California’s prominence in the wine world is so well established today, it’s hard to imagine a time when it could have been otherwise. In reality, it isn’t necessary to go very far back in our past to discover a California whose wine industry was just getting started: specifically, the time before 1976, and the celebrated Judgment of Paris.

A blind tasting and competition held in May of that year by English wine seller Steven Spurrier, the event pitted the best California wines against their French rivals in two categories: chardonnay and cabernet sauvignon. In the ’70s, French wines were generally considered to be far superior to anything made in California, but the hand-picked French judges shocked everyone by giving the win to California in both columns. For the reds, top honors went to Stag’s Leap ’73 SLV Cabernet; Chateau Montelena’s ’73 Chardonnay was the winning white.

Château Montelena in Calistoga - Joe Content

A Bit of the Old World in the North Bay: the Resplendent Chateau Montelena in Calistoga

Other than a few lines in Time Magazine, the event initially received very little attention, and it was ignored by the French press almost entirely. When it was mentioned in Europe at all, it was in a dismissive tone; the reputation of French wines was beyond question, and many considered the results of the Paris tasting a fluke. The sensitivity of the French was understandable: most of their wines competing in the tasting  came from the ’70 vintage,  a year judged by Conseil Interprofessionel du Vin de Bordeaux to be among France’s best of the last half-century.

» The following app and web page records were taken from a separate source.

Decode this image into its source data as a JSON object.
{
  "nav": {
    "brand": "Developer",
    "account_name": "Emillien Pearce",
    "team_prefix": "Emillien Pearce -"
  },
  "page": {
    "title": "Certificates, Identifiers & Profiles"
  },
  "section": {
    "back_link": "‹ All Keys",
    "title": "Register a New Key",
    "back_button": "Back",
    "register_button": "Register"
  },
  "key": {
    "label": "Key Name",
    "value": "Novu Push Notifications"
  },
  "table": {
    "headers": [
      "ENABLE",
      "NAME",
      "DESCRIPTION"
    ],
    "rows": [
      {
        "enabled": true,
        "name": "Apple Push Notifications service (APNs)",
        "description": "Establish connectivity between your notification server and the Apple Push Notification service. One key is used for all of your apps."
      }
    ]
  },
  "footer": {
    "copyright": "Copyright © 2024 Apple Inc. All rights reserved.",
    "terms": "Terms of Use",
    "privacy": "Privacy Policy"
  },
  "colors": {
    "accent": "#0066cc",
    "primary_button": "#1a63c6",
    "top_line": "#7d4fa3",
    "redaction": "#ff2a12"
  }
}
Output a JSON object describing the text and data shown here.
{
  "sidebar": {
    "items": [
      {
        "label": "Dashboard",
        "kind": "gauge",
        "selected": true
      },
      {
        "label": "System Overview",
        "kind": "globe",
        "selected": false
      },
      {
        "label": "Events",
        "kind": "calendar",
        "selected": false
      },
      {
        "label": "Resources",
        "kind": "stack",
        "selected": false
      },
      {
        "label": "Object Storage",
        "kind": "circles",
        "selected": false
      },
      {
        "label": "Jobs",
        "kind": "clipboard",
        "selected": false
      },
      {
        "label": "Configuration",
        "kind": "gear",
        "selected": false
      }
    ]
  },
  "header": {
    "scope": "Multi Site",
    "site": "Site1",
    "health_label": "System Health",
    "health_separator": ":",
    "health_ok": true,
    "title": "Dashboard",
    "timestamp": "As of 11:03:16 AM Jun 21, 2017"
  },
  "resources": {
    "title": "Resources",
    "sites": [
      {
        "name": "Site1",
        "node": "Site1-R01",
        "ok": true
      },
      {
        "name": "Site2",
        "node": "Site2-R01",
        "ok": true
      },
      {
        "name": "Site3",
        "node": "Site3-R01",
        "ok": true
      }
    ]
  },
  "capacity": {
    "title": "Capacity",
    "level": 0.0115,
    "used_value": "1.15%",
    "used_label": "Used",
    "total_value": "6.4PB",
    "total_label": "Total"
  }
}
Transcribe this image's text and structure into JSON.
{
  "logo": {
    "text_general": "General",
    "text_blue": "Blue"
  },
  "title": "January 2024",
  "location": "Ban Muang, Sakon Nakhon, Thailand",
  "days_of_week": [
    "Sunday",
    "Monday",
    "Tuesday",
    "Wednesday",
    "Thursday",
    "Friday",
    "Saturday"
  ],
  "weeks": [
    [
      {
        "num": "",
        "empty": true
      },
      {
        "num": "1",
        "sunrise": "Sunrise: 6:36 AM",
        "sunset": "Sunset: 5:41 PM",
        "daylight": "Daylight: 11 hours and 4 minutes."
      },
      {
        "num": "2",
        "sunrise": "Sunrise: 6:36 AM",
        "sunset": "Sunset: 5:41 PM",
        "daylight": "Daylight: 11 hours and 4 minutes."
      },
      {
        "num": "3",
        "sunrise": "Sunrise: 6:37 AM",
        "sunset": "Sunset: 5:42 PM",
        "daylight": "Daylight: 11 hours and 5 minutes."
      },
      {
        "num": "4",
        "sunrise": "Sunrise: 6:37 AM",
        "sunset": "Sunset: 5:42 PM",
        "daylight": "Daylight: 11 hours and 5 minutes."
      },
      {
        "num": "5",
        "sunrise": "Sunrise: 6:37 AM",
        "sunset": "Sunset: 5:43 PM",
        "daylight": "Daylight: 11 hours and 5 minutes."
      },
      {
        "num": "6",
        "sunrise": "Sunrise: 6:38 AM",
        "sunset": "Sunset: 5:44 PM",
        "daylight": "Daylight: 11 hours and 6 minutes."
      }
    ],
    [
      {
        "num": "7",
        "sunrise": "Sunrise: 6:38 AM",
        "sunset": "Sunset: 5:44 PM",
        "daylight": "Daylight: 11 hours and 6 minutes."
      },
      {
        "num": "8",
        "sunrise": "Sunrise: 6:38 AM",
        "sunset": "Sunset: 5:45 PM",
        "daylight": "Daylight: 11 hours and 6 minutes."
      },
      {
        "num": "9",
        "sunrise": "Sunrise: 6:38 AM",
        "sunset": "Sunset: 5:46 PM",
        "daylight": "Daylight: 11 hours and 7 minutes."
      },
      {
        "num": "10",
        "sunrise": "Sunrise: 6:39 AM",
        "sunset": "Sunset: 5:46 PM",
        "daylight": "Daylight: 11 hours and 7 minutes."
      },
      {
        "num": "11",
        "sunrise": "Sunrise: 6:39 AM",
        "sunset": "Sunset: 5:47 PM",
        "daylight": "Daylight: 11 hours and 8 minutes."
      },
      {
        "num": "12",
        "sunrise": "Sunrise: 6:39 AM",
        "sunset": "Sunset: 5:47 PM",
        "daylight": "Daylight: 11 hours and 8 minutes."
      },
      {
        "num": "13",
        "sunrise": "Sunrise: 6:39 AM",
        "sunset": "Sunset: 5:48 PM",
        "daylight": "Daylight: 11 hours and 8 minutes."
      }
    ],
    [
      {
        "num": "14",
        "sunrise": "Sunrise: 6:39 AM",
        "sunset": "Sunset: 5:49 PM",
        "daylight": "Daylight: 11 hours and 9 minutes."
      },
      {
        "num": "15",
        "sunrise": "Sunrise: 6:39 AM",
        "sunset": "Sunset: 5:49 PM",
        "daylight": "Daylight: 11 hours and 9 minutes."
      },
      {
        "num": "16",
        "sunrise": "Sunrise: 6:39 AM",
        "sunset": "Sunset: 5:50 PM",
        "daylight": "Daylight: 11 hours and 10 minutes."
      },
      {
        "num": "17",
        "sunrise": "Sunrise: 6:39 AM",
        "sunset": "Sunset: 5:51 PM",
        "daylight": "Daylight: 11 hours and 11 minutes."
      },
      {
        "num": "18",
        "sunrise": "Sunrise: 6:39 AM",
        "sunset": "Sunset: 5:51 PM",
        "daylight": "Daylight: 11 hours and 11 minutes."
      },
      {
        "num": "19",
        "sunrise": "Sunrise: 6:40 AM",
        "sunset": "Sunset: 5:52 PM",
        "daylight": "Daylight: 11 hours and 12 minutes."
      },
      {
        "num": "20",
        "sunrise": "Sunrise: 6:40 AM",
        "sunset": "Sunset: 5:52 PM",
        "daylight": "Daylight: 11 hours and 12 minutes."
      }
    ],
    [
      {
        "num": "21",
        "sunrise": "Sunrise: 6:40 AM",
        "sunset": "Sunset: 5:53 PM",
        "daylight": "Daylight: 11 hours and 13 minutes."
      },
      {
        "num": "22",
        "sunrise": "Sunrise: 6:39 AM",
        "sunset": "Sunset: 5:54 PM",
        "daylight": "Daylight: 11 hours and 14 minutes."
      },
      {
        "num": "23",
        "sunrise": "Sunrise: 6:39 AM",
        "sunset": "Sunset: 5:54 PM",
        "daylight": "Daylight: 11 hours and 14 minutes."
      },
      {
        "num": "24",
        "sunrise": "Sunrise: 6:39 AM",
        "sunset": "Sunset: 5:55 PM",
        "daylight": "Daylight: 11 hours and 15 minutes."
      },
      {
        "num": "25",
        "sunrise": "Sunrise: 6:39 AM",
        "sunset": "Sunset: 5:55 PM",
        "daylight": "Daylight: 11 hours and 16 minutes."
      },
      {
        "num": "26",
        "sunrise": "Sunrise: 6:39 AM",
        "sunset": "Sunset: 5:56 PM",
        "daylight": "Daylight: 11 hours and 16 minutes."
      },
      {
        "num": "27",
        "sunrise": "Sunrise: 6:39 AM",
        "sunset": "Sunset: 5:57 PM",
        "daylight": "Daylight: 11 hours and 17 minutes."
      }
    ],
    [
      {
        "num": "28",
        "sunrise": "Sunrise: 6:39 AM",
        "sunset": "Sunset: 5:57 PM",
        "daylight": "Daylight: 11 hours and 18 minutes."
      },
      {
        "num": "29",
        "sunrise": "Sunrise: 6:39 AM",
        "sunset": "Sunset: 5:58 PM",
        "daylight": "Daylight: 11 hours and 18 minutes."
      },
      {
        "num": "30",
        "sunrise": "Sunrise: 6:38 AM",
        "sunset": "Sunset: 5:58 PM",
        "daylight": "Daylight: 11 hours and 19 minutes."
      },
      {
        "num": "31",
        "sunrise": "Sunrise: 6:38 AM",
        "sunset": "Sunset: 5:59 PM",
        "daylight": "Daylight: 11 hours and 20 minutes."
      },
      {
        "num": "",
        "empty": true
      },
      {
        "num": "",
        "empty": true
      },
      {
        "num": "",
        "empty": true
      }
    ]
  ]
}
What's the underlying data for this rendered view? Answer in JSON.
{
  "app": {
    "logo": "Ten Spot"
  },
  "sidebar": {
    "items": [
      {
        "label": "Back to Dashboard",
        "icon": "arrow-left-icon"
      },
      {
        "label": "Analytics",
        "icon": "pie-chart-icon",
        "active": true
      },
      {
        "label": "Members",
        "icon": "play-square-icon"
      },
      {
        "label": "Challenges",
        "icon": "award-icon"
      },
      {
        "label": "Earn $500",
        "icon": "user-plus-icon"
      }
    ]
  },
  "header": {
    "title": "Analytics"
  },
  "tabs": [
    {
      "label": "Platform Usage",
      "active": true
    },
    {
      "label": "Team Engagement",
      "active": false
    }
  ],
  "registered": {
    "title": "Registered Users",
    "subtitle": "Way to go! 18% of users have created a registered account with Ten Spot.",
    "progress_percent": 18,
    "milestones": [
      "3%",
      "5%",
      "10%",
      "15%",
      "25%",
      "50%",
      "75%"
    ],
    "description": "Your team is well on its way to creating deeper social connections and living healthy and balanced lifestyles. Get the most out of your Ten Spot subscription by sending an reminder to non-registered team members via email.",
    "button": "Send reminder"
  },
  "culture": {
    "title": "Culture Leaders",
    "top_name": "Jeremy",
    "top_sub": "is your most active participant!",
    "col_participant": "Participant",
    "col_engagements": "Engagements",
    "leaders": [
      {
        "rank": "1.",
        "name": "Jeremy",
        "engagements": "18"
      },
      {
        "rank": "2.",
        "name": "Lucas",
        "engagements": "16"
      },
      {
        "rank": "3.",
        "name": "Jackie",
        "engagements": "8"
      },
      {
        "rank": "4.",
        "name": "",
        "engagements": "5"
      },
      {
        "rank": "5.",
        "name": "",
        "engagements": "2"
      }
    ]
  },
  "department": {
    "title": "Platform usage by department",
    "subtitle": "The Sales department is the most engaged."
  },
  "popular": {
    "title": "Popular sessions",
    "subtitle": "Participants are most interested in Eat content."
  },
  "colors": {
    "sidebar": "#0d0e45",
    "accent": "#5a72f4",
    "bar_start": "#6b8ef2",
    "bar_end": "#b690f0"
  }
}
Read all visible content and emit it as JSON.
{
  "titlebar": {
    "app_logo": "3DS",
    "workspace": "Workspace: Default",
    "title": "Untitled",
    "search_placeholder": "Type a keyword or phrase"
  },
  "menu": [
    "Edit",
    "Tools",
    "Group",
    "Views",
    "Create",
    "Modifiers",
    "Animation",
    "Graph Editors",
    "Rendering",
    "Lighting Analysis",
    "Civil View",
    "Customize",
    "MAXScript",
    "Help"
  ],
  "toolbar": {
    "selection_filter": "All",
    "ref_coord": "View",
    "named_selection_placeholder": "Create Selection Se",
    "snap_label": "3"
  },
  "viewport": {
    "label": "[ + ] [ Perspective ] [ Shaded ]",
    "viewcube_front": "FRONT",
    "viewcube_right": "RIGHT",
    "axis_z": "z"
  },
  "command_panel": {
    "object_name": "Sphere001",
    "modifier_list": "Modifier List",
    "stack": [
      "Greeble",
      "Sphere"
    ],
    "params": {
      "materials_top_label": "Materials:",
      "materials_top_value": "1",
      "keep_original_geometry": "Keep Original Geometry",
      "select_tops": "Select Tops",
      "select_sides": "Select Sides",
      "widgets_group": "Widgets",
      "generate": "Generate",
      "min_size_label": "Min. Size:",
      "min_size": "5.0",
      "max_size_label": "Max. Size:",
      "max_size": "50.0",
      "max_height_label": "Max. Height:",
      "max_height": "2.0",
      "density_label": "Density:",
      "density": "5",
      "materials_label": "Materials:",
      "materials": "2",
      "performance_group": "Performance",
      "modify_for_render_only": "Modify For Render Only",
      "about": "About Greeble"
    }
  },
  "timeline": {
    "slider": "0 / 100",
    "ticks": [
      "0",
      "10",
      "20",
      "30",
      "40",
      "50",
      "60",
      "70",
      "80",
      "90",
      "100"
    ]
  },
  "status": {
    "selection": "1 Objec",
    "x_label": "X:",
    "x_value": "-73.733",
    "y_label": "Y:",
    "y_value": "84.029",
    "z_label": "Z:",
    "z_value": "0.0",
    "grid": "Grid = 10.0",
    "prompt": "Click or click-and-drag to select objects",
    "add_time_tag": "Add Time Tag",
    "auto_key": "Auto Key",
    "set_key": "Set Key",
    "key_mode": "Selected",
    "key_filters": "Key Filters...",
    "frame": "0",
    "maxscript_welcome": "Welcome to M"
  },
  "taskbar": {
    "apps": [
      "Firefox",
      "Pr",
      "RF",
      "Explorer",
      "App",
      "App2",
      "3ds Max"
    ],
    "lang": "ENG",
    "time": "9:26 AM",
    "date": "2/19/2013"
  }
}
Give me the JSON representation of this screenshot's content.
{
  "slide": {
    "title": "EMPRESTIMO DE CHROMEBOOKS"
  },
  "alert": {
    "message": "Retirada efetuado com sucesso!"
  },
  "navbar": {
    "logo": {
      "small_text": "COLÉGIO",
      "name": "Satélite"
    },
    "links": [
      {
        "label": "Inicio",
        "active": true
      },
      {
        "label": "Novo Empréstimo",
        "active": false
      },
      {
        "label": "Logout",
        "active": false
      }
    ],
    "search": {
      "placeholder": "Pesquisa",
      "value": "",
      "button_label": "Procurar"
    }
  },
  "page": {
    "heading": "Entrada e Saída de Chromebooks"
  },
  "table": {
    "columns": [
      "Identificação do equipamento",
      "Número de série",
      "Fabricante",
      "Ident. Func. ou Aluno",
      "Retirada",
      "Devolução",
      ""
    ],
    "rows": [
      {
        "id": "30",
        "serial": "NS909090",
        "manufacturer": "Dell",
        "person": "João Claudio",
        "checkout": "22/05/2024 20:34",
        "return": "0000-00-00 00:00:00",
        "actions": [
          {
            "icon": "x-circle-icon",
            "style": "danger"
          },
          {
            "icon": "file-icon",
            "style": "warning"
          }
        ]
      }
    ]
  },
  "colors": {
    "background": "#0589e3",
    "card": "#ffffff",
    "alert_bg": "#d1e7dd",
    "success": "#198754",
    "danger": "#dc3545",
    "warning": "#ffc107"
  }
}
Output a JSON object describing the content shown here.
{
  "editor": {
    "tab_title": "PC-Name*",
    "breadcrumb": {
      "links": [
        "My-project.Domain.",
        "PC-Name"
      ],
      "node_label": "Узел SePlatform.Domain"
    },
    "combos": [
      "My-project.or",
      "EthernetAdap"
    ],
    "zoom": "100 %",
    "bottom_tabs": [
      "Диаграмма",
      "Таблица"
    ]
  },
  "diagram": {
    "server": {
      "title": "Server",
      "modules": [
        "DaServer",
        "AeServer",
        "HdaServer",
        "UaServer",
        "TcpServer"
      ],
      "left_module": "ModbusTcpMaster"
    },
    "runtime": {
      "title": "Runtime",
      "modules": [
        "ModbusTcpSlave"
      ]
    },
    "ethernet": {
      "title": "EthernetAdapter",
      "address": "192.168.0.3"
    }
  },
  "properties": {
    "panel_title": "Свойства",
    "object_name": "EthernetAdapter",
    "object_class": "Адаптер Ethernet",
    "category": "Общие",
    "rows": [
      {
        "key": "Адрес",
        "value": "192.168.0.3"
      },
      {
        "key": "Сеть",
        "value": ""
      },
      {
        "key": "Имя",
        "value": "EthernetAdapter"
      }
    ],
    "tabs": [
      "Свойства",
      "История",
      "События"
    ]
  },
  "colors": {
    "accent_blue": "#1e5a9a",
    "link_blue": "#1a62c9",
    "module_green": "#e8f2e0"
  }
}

When francophiles claimed the California wines would never hold up to their French counterparts over time, a rematch was obviously in order. For the unbelievable results, check out the rest of the story at Belle Cora’s Kindred Spirits blog, here.